--- Goal of the exercise ---
Copy out each line of the listing below that contains the word "ratio".

--- Material shown ---
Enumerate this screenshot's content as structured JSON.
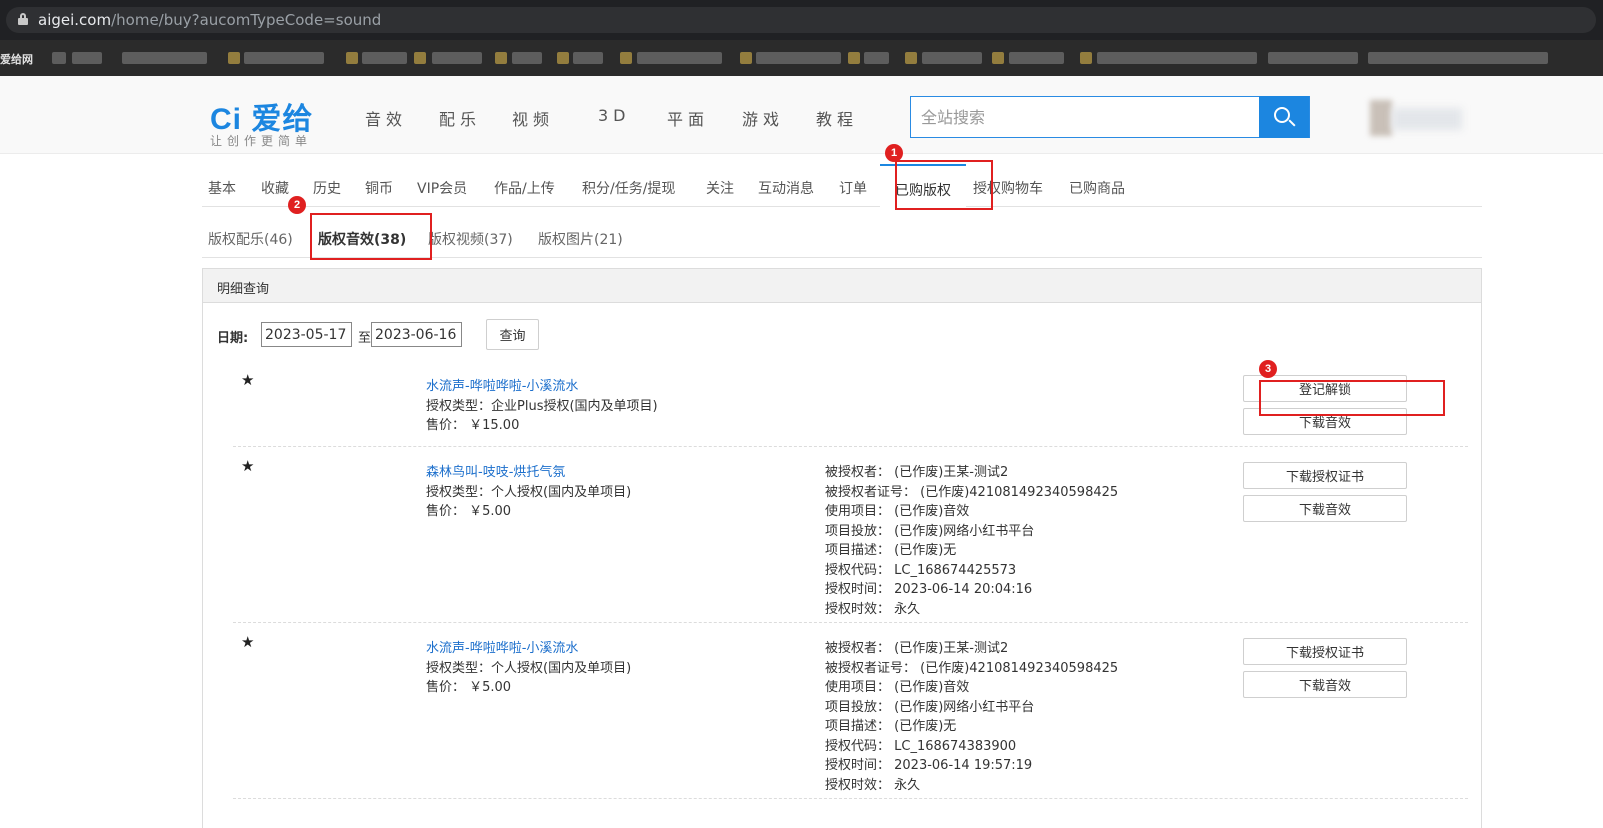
{
  "browser": {
    "url_host": "aigei.com",
    "url_path": "/home/buy?aucomTypeCode=sound",
    "bookmark_first": "爱给网"
  },
  "header": {
    "logo": "Ci 爱给",
    "slogan": "让创作更简单",
    "nav": [
      "音效",
      "配乐",
      "视频",
      "3D",
      "平面",
      "游戏",
      "教程"
    ],
    "search_placeholder": "全站搜索"
  },
  "main_tabs": [
    "基本",
    "收藏",
    "历史",
    "铜币",
    "VIP会员",
    "作品/上传",
    "积分/任务/提现",
    "关注",
    "互动消息",
    "订单",
    "已购版权",
    "授权购物车",
    "已购商品"
  ],
  "sub_tabs": [
    "版权配乐(46)",
    "版权音效(38)",
    "版权视频(37)",
    "版权图片(21)"
  ],
  "annotations": [
    "1",
    "2",
    "3"
  ],
  "panel": {
    "title": "明细查询",
    "date_label": "日期:",
    "date_from": "2023-05-17",
    "date_sep": "至",
    "date_to": "2023-06-16",
    "query_button": "查询"
  },
  "records": [
    {
      "star": "★",
      "title": "水流声-哗啦哗啦-小溪流水",
      "license_type": "授权类型：企业Plus授权(国内及单项目)",
      "price": "售价：  ￥15.00",
      "buttons": [
        "登记解锁",
        "下载音效"
      ]
    },
    {
      "star": "★",
      "title": "森林鸟叫-吱吱-烘托气氛",
      "license_type": "授权类型：个人授权(国内及单项目)",
      "price": "售价：  ￥5.00",
      "info": [
        "被授权者：  (已作废)王某-测试2",
        "被授权者证号：  (已作废)421081492340598425",
        "使用项目：  (已作废)音效",
        "项目投放：  (已作废)网络小红书平台",
        "项目描述：  (已作废)无",
        "授权代码：  LC_168674425573",
        "授权时间：  2023-06-14 20:04:16",
        "授权时效：  永久"
      ],
      "buttons": [
        "下载授权证书",
        "下载音效"
      ]
    },
    {
      "star": "★",
      "title": "水流声-哗啦哗啦-小溪流水",
      "license_type": "授权类型：个人授权(国内及单项目)",
      "price": "售价：  ￥5.00",
      "info": [
        "被授权者：  (已作废)王某-测试2",
        "被授权者证号：  (已作废)421081492340598425",
        "使用项目：  (已作废)音效",
        "项目投放：  (已作废)网络小红书平台",
        "项目描述：  (已作废)无",
        "授权代码：  LC_168674383900",
        "授权时间：  2023-06-14 19:57:19",
        "授权时效：  永久"
      ],
      "buttons": [
        "下载授权证书",
        "下载音效"
      ]
    }
  ]
}
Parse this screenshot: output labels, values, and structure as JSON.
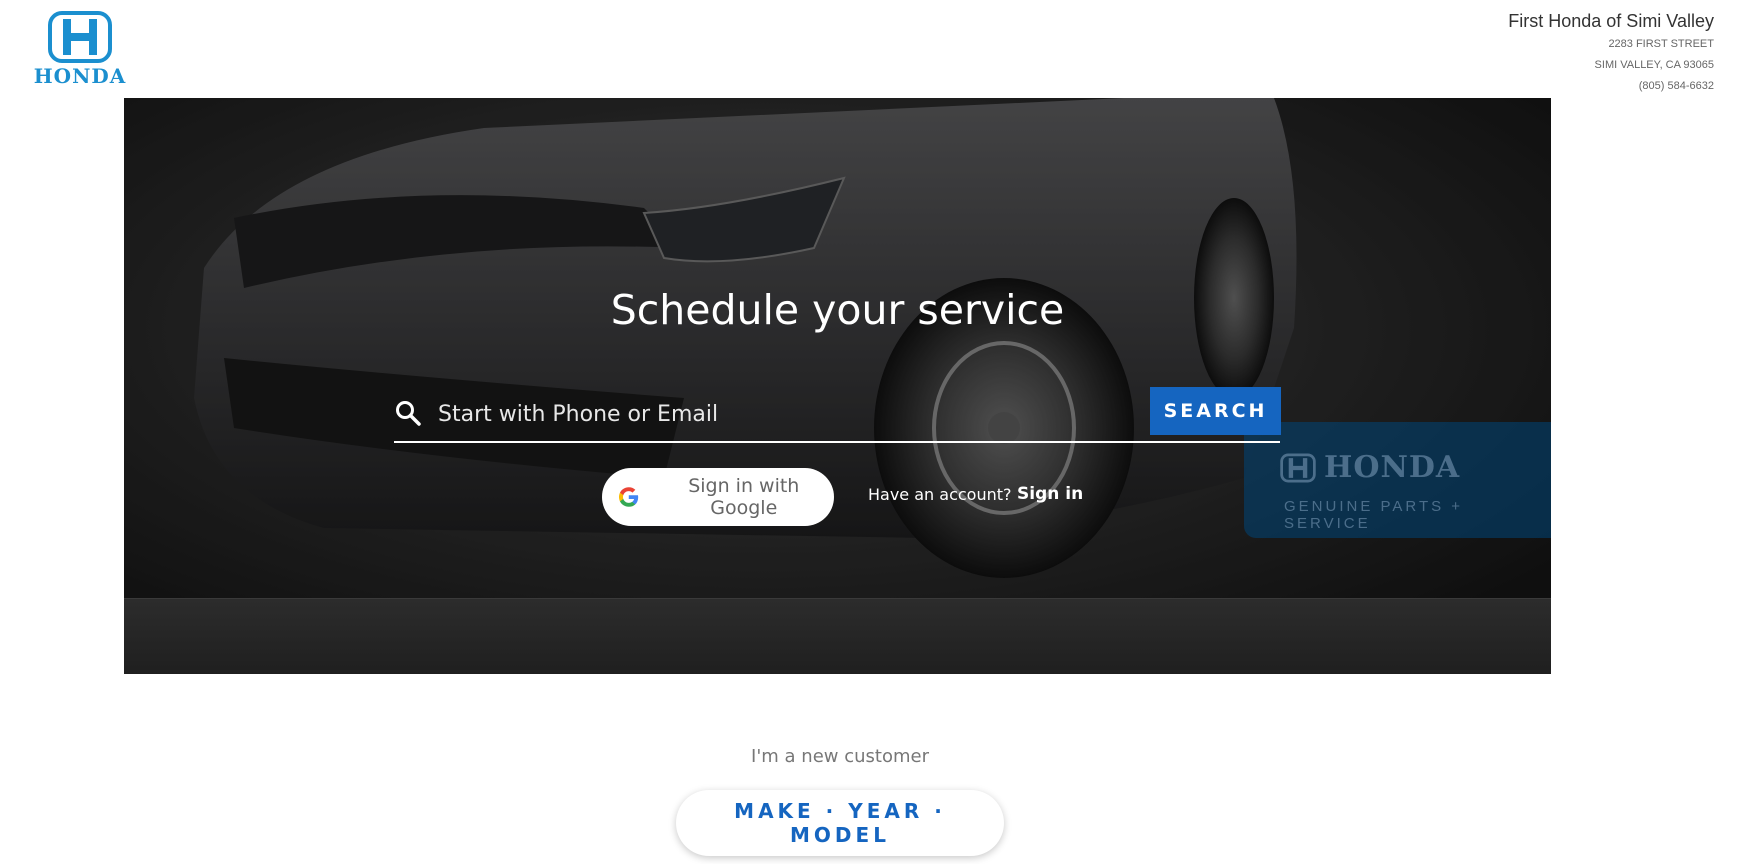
{
  "brand": {
    "logo_text": "HONDA",
    "color": "#1b8fcf"
  },
  "dealer": {
    "name": "First Honda of Simi Valley",
    "street": "2283 FIRST STREET",
    "city": "SIMI VALLEY, CA 93065",
    "phone": "(805) 584-6632"
  },
  "hero": {
    "title": "Schedule your service",
    "search_placeholder": "Start with Phone or Email",
    "search_value": "",
    "search_button": "SEARCH",
    "google_button": "Sign in with Google",
    "account_prompt": "Have an account?",
    "signin_link": "Sign in",
    "badge_logo": "HONDA",
    "badge_sub": "GENUINE PARTS + SERVICE",
    "accent_color": "#1565c0"
  },
  "new_customer": {
    "label": "I'm a new customer",
    "button": "MAKE · YEAR · MODEL"
  },
  "icons": [
    "honda-logo-icon",
    "search-icon",
    "google-icon",
    "honda-badge-icon"
  ]
}
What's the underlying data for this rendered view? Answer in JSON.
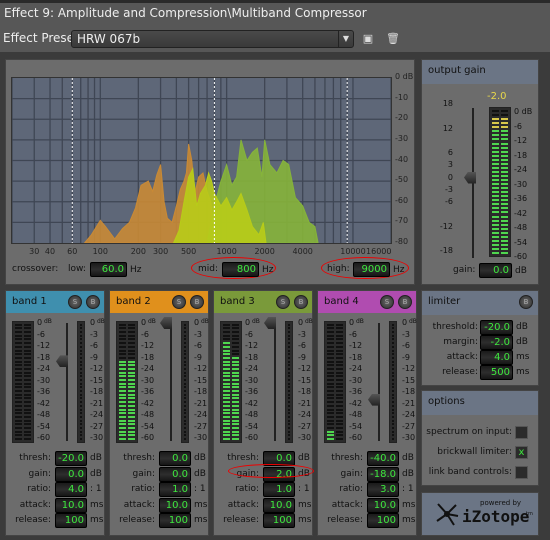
{
  "window": {
    "title": "Effect 9: Amplitude and Compression\\Multiband Compressor"
  },
  "preset": {
    "label": "Effect Preset:",
    "value": "HRW 067b",
    "save_icon": "floppy-disk-icon",
    "delete_icon": "trash-icon"
  },
  "spectrum": {
    "db_ticks": [
      "0 dB",
      "-10",
      "-20",
      "-30",
      "-40",
      "-50",
      "-60",
      "-70",
      "-80"
    ],
    "hz_ticks": [
      {
        "f": 14,
        "t": "Hz"
      },
      {
        "f": 30,
        "t": "30"
      },
      {
        "f": 40,
        "t": "40"
      },
      {
        "f": 60,
        "t": "60"
      },
      {
        "f": 100,
        "t": "100"
      },
      {
        "f": 200,
        "t": "200"
      },
      {
        "f": 300,
        "t": "300"
      },
      {
        "f": 500,
        "t": "500"
      },
      {
        "f": 1000,
        "t": "1000"
      },
      {
        "f": 2000,
        "t": "2000"
      },
      {
        "f": 4000,
        "t": "4000"
      },
      {
        "f": 10000,
        "t": "10000"
      },
      {
        "f": 16000,
        "t": "16000"
      }
    ],
    "freq_range": [
      20,
      20000
    ],
    "db_range": [
      -80,
      0
    ],
    "scale": "log",
    "colors": {
      "band2": "#c48a3a",
      "band3": "#b8cc1c",
      "band4": "#86b03a",
      "crossover_line": "#ffffff",
      "bg": "#5e6778"
    },
    "series": [
      {
        "band": "band2",
        "color": "#c98a35",
        "points": [
          [
            75,
            -80
          ],
          [
            85,
            -76
          ],
          [
            100,
            -69
          ],
          [
            110,
            -72
          ],
          [
            130,
            -78
          ],
          [
            150,
            -73
          ],
          [
            170,
            -70
          ],
          [
            190,
            -63
          ],
          [
            210,
            -52
          ],
          [
            240,
            -50
          ],
          [
            260,
            -55
          ],
          [
            280,
            -47
          ],
          [
            300,
            -42
          ],
          [
            320,
            -60
          ],
          [
            340,
            -68
          ],
          [
            370,
            -70
          ],
          [
            400,
            -62
          ],
          [
            430,
            -54
          ],
          [
            460,
            -50
          ],
          [
            480,
            -46
          ],
          [
            500,
            -32
          ],
          [
            530,
            -40
          ],
          [
            560,
            -56
          ],
          [
            600,
            -48
          ],
          [
            650,
            -46
          ],
          [
            700,
            -55
          ],
          [
            750,
            -60
          ],
          [
            800,
            -80
          ]
        ]
      },
      {
        "band": "band4",
        "color": "#86b43a",
        "points": [
          [
            700,
            -80
          ],
          [
            800,
            -62
          ],
          [
            900,
            -50
          ],
          [
            1000,
            -42
          ],
          [
            1100,
            -52
          ],
          [
            1200,
            -48
          ],
          [
            1300,
            -30
          ],
          [
            1450,
            -40
          ],
          [
            1600,
            -36
          ],
          [
            1750,
            -34
          ],
          [
            1900,
            -48
          ],
          [
            2000,
            -30
          ],
          [
            2200,
            -42
          ],
          [
            2500,
            -46
          ],
          [
            2800,
            -40
          ],
          [
            3100,
            -42
          ],
          [
            3500,
            -58
          ],
          [
            4000,
            -62
          ],
          [
            4500,
            -70
          ],
          [
            5000,
            -72
          ],
          [
            5300,
            -80
          ]
        ]
      },
      {
        "band": "band3",
        "color": "#b8cc18",
        "points": [
          [
            380,
            -80
          ],
          [
            420,
            -74
          ],
          [
            460,
            -60
          ],
          [
            500,
            -48
          ],
          [
            540,
            -44
          ],
          [
            580,
            -62
          ],
          [
            620,
            -56
          ],
          [
            680,
            -52
          ],
          [
            720,
            -46
          ],
          [
            760,
            -50
          ],
          [
            800,
            -56
          ],
          [
            900,
            -62
          ],
          [
            1000,
            -58
          ],
          [
            1100,
            -64
          ],
          [
            1200,
            -60
          ],
          [
            1300,
            -56
          ],
          [
            1450,
            -64
          ],
          [
            1600,
            -72
          ],
          [
            1800,
            -76
          ],
          [
            1950,
            -70
          ],
          [
            2050,
            -80
          ]
        ]
      }
    ],
    "crossover_freqs": [
      60,
      800,
      9000
    ]
  },
  "crossover": {
    "label": "crossover:",
    "low": {
      "label": "low:",
      "value": "60.0",
      "unit": "Hz"
    },
    "mid": {
      "label": "mid:",
      "value": "800",
      "unit": "Hz"
    },
    "high": {
      "label": "high:",
      "value": "9000",
      "unit": "Hz"
    }
  },
  "meter_scale_left": [
    "0",
    "-6",
    "-12",
    "-18",
    "-24",
    "-30",
    "-36",
    "-42",
    "-48",
    "-54",
    "-60"
  ],
  "meter_scale_right": [
    "0",
    "-3",
    "-6",
    "-9",
    "-12",
    "-15",
    "-18",
    "-21",
    "-24",
    "-27",
    "-30"
  ],
  "db_unit": "dB",
  "param_labels": {
    "thresh": "thresh:",
    "gain": "gain:",
    "ratio": "ratio:",
    "attack": "attack:",
    "release": "release:"
  },
  "param_units": {
    "thresh": "dB",
    "gain": "dB",
    "ratio": ": 1",
    "attack": "ms",
    "release": "ms"
  },
  "bands": [
    {
      "name": "band 1",
      "color": "#3f8fae",
      "solo": "S",
      "bypass": "B",
      "thresh": "-20.0",
      "gain": "0.0",
      "ratio": "4.0",
      "attack": "10.0",
      "release": "100",
      "slider_db": -20,
      "level_l": 0,
      "level_r": 0,
      "gr": 0
    },
    {
      "name": "band 2",
      "color": "#e0901c",
      "solo": "S",
      "bypass": "B",
      "thresh": "0.0",
      "gain": "0.0",
      "ratio": "1.0",
      "attack": "10.0",
      "release": "100",
      "slider_db": 0,
      "level_l": 0.7,
      "level_r": 0.7,
      "gr": 0
    },
    {
      "name": "band 3",
      "color": "#7a9a3a",
      "solo": "S",
      "bypass": "B",
      "thresh": "0.0",
      "gain": "2.0",
      "ratio": "1.0",
      "attack": "10.0",
      "release": "100",
      "slider_db": 0,
      "level_l": 0.86,
      "level_r": 0.74,
      "gr": 0
    },
    {
      "name": "band 4",
      "color": "#b04cb0",
      "solo": "S",
      "bypass": "B",
      "thresh": "-40.0",
      "gain": "-18.0",
      "ratio": "3.0",
      "attack": "10.0",
      "release": "100",
      "slider_db": -40,
      "level_l": 0.1,
      "level_r": 0,
      "gr": 0
    }
  ],
  "output_gain": {
    "title": "output gain",
    "peak": "-2.0",
    "scale": [
      "18",
      "12",
      "6",
      "3",
      "0",
      "-3",
      "-6",
      "-12",
      "-18"
    ],
    "meter_scale": [
      "0 dB",
      "-6",
      "-12",
      "-18",
      "-24",
      "-30",
      "-36",
      "-42",
      "-48",
      "-54",
      "-60"
    ],
    "gain_label": "gain:",
    "gain_value": "0.0",
    "unit": "dB",
    "slider_db": 0,
    "level": 0.96
  },
  "limiter": {
    "title": "limiter",
    "bypass": "B",
    "rows": [
      {
        "label": "threshold:",
        "value": "-20.0",
        "unit": "dB"
      },
      {
        "label": "margin:",
        "value": "-2.0",
        "unit": "dB"
      },
      {
        "label": "attack:",
        "value": "4.0",
        "unit": "ms"
      },
      {
        "label": "release:",
        "value": "500",
        "unit": "ms"
      }
    ]
  },
  "options": {
    "title": "options",
    "rows": [
      {
        "label": "spectrum on input:",
        "checked": false
      },
      {
        "label": "brickwall limiter:",
        "checked": true,
        "mark": "x"
      },
      {
        "label": "link band controls:",
        "checked": false
      }
    ]
  },
  "logo": {
    "powered_by": "powered by",
    "brand": "iZotope",
    "tm": "tm"
  }
}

--- Result below ---
    "ratio": "ratio:",
    "ratio": ": 1",
      "ratio": "4.0",
      "ratio": "1.0",
      "ratio": "1.0",
      "ratio": "3.0",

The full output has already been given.